Powerful 6.6-magnitude earthquake strikes off Vanuatu, no tsunami warning

grapf
© AFP
A strong 6.6-magnitude earthquake struck near the Pacific island nation of Vanuatu Thursday, the US Geological Survey said, but no tsunami warning was issued.

USGS said the quake hit about 178 kilometres (110 miles) northwest of the capital Port Vila at 2:02 am (1502 GMT Wednesday) at a depth of 179 kilometres.

The Pacific Tsunami Warning Center said there was no tsunami threat from the quake.

Seismograph

An acoustic anomaly in Oklahoma baffles geologists

Acoustic anomaly in Oklahoma
© OKGEOSURVEY
Here the anomaly can be seen at station SC14, boxed in red. It repeated once in this instance, as it usually does (June 26, 2019). (Each horizontal line represents an hour.)
"What is that?" asked Dr. Walter, pointing to the seismograms displayed on a flat screen TV hanging on the wall of the OGS seismic lab. There were a series of red marks that indicate automatic picks by the computer as potential earthquakes.

However, these marks were spaced very regularly, so regularly that at first glance they looked like some sort of mechanical noise.

The problem with that assumption was that they were showing up on stations all across the state, all at the same time. Anything that widespread is usually associated with a correspondingly large scale event, like an earthquake.

This pattern we were seeing looked nothing like an earthquake, or even a series of earthquakes. Other potential causes we guessed at were military aircraft, meteor shower, or something related to gas pipelines. We dubbed this acoustic pattern 'The Anomaly.'

Curious about what we were seeing, and what our sensors were hearing, we attempted to locate a potential source for individual pulses from the pattern.

This produced nothing but garbage location potentials with errors so high it was useless. We also attempted locating a source using the first arrival time of the pattern at various stations where it was clearly discernible.

This yielded a more interesting result. It still failed to yield a location, however, by plotting out the first arrival times on a map, the anomaly arrived in a 'ping pong' like pattern back and forth across the state, mainly in a swath from Tulsa, across OKC and toward Lawton.

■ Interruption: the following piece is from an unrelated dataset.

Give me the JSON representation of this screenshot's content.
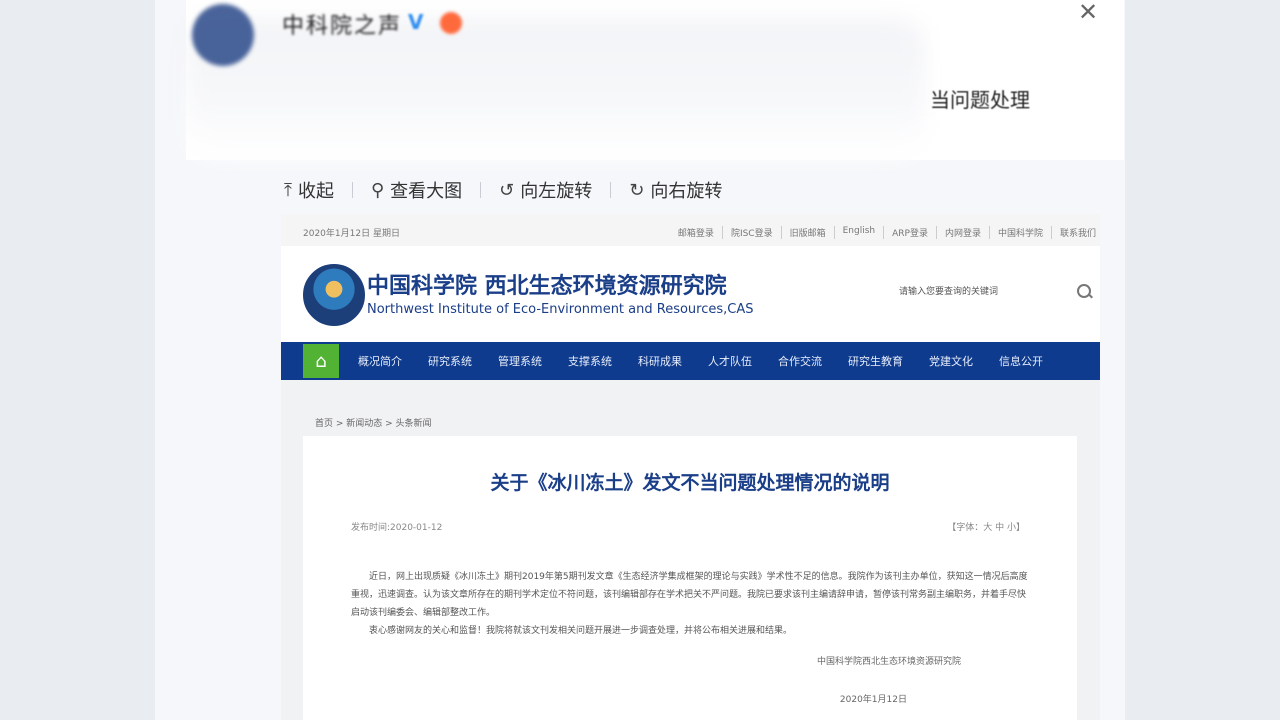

Seismograph

Earthquake of magnitude 6.3 strikes near south coast of Japan's Honshu

Epicentre of the 6.3 magnitude
© USGS
Epicentre of the 6.3 magnitude earthquake that struck near the south coast of Japan's island of Honshu early Jul 28, 2019.
An earthquake of magnitude 6.3 struck near the south coast of Japan's island of Honshu early on Sunday (Jul 28), the European earthquake monitoring service EMSC reported.

The estimated population of the area where the earthquake was felt is 30 million inhabitants, EMSC said.

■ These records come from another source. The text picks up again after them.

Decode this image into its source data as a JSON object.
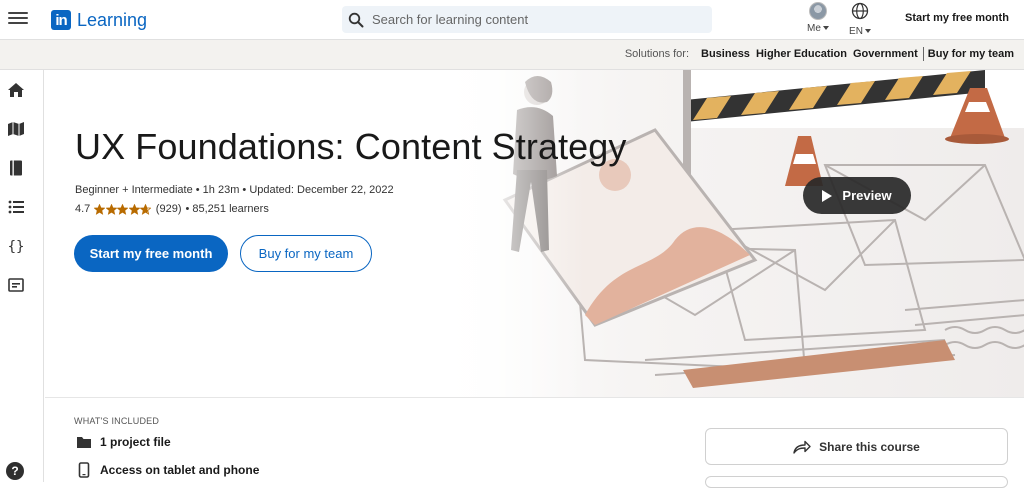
{
  "header": {
    "logo_mark": "in",
    "logo_word": "Learning",
    "search_placeholder": "Search for learning content",
    "me_label": "Me",
    "lang_label": "EN",
    "start_label": "Start my free month"
  },
  "subbar": {
    "label": "Solutions for:",
    "links": [
      "Business",
      "Higher Education",
      "Government",
      "Buy for my team"
    ]
  },
  "sidebar": {
    "icons": [
      "home-icon",
      "map-icon",
      "book-icon",
      "list-icon",
      "code-icon",
      "card-icon"
    ],
    "help_label": "?"
  },
  "course": {
    "title": "UX Foundations: Content Strategy",
    "meta": "Beginner + Intermediate • 1h 23m • Updated: December 22, 2022",
    "rating_value": "4.7",
    "rating_stars": 4.7,
    "rating_count": "(929)",
    "learners": "• 85,251 learners",
    "primary_btn": "Start my free month",
    "secondary_btn": "Buy for my team",
    "preview_label": "Preview"
  },
  "included": {
    "heading": "WHAT'S INCLUDED",
    "items": [
      {
        "icon": "folder-icon",
        "label": "1 project file"
      },
      {
        "icon": "phone-icon",
        "label": "Access on tablet and phone"
      }
    ]
  },
  "share": {
    "label": "Share this course"
  },
  "colors": {
    "brand": "#0a66c2",
    "star": "#b86b00",
    "dark_pill": "#282828"
  }
}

There were no immediate reports of damage or injuries.

Source: Reuters

Info

Ancient apocalypses that changed the course of civilization

Volcano Hekla
© Abraham Ortelius/Wikimedia Commons
The eruption of the Icelandic volcano Hekla may have led to the collapse of multiple thriving Bronze Age societies.
Life, as they say, goes on. Until one day it doesn't. For ancient societies, without the means to predict natural disasters, destruction could often come suddenly and completely by surprise. Below are four of the most devastating natural events in recorded human history, and the societies that they wiped off the map.

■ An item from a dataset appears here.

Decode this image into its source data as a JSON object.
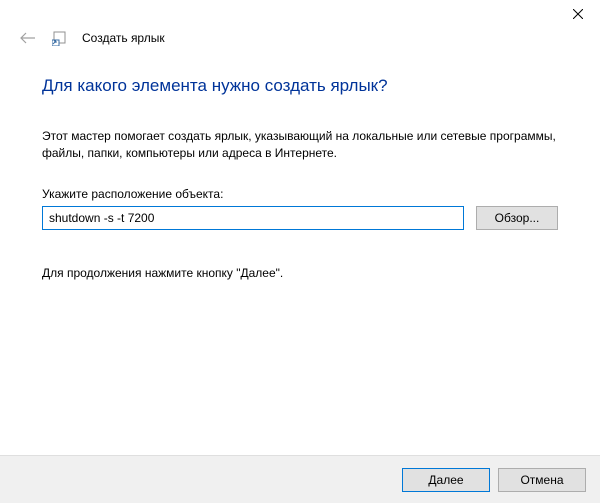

The Storegga Slides

Until about 8,000 years ago, the British Isles were a peninsula, joined to mainland Europe by a strip of chalk downs, swamps, lakes and wooded hills. Today, we call this submerged world Doggerland.

Today, fishermen routinely bring up carved bone and antler tools from the Mesolithic hunter-gatherers who lived here. But by the end of the 7th millennium BC, a warming world caused sea levels to rise. The people of Doggerland must have watched with dread as their villages were swallowed up one by one. But one event would turn the slow advance of the sea into an apocalyptic terror.

The edge of the Norwegian continental shelf is an underwater cliff that runs for six hundred miles along the Atlantic Basin. And one autumn day around 6225-6170 BCE, this cliff collapsed. An estimated 770 cubic miles, or over 50 Mount Everests, of rock broke off and slid into the deep ocean. The rubble flow reached a speed of 90 mph underwater.